## EXERCISE OBJECTIVE
Print the records below exactly; all of them are needed.

==== RECORDS TO USE ====

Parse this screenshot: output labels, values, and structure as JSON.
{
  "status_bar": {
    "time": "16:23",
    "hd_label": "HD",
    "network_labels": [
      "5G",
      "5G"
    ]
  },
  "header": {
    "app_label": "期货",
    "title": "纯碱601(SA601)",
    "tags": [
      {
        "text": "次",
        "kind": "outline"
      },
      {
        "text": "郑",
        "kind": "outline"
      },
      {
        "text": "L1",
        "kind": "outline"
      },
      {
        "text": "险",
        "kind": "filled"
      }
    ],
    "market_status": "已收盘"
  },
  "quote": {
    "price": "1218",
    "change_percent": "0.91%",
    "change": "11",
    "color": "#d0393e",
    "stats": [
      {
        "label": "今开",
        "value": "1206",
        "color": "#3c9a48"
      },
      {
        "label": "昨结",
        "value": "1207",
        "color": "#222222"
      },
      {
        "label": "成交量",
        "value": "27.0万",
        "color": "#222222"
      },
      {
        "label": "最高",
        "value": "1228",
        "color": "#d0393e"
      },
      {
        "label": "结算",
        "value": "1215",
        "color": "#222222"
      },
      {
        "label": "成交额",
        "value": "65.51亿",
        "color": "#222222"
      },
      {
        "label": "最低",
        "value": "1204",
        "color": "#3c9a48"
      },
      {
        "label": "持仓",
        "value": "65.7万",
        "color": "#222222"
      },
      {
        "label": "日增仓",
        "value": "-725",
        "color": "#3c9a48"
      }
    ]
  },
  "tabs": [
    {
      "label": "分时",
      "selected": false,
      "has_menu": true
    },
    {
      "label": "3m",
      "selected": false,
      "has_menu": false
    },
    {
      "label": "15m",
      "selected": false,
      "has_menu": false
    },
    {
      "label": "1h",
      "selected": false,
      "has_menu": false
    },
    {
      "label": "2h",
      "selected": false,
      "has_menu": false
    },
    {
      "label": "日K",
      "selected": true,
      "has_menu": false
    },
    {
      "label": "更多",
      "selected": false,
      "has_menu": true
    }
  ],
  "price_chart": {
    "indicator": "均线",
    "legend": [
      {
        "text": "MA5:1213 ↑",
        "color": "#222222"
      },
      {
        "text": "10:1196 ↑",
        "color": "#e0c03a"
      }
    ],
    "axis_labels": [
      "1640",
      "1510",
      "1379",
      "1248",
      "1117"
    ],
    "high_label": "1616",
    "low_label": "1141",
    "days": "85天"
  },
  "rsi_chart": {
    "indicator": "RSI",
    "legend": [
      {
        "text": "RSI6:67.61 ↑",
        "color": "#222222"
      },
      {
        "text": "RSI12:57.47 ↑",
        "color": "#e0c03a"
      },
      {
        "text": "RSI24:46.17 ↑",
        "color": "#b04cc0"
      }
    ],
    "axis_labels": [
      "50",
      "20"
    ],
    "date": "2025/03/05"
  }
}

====

## PROBLEM SOLUTION
Parse this screenshot: output labels, values, and structure as JSON.
{
  "status_bar": {
    "time": "16:23",
    "hd_label": "HD",
    "network_labels": [
      "5G",
      "5G"
    ]
  },
  "header": {
    "app_label": "期货",
    "title": "纯碱601(SA601)",
    "tags": [
      {
        "text": "次",
        "kind": "outline"
      },
      {
        "text": "郑",
        "kind": "outline"
      },
      {
        "text": "L1",
        "kind": "outline"
      },
      {
        "text": "险",
        "kind": "filled"
      }
    ],
    "market_status": "已收盘"
  },
  "quote": {
    "price": "1218",
    "change_percent": "0.91%",
    "change": "11",
    "color": "#d0393e",
    "stats": [
      {
        "label": "今开",
        "value": "1206",
        "color": "#3c9a48"
      },
      {
        "label": "昨结",
        "value": "1207",
        "color": "#222222"
      },
      {
        "label": "成交量",
        "value": "27.0万",
        "color": "#222222"
      },
      {
        "label": "最高",
        "value": "1228",
        "color": "#d0393e"
      },
      {
        "label": "结算",
        "value": "1215",
        "color": "#222222"
      },
      {
        "label": "成交额",
        "value": "65.51亿",
        "color": "#222222"
      },
      {
        "label": "最低",
        "value": "1204",
        "color": "#3c9a48"
      },
      {
        "label": "持仓",
        "value": "65.7万",
        "color": "#222222"
      },
      {
        "label": "日增仓",
        "value": "-725",
        "color": "#3c9a48"
      }
    ]
  },
  "tabs": [
    {
      "label": "分时",
      "selected": false,
      "has_menu": true
    },
    {
      "label": "3m",
      "selected": false,
      "has_menu": false
    },
    {
      "label": "15m",
      "selected": false,
      "has_menu": false
    },
    {
      "label": "1h",
      "selected": false,
      "has_menu": false
    },
    {
      "label": "2h",
      "selected": false,
      "has_menu": false
    },
    {
      "label": "日K",
      "selected": true,
      "has_menu": false
    },
    {
      "label": "更多",
      "selected": false,
      "has_menu": true
    }
  ],
  "price_chart": {
    "indicator": "均线",
    "legend": [
      {
        "text": "MA5:1213 ↑",
        "color": "#222222"
      },
      {
        "text": "10:1196 ↑",
        "color": "#e0c03a"
      }
    ],
    "axis_labels": [
      "1640",
      "1510",
      "1379",
      "1248",
      "1117"
    ],
    "high_label": "1616",
    "low_label": "1141",
    "days": "85天"
  },
  "rsi_chart": {
    "indicator": "RSI",
    "legend": [
      {
        "text": "RSI6:67.61 ↑",
        "color": "#222222"
      },
      {
        "text": "RSI12:57.47 ↑",
        "color": "#e0c03a"
      },
      {
        "text": "RSI24:46.17 ↑",
        "color": "#b04cc0"
      }
    ],
    "axis_labels": [
      "50",
      "20"
    ],
    "date": "2025/03/05"
  }
}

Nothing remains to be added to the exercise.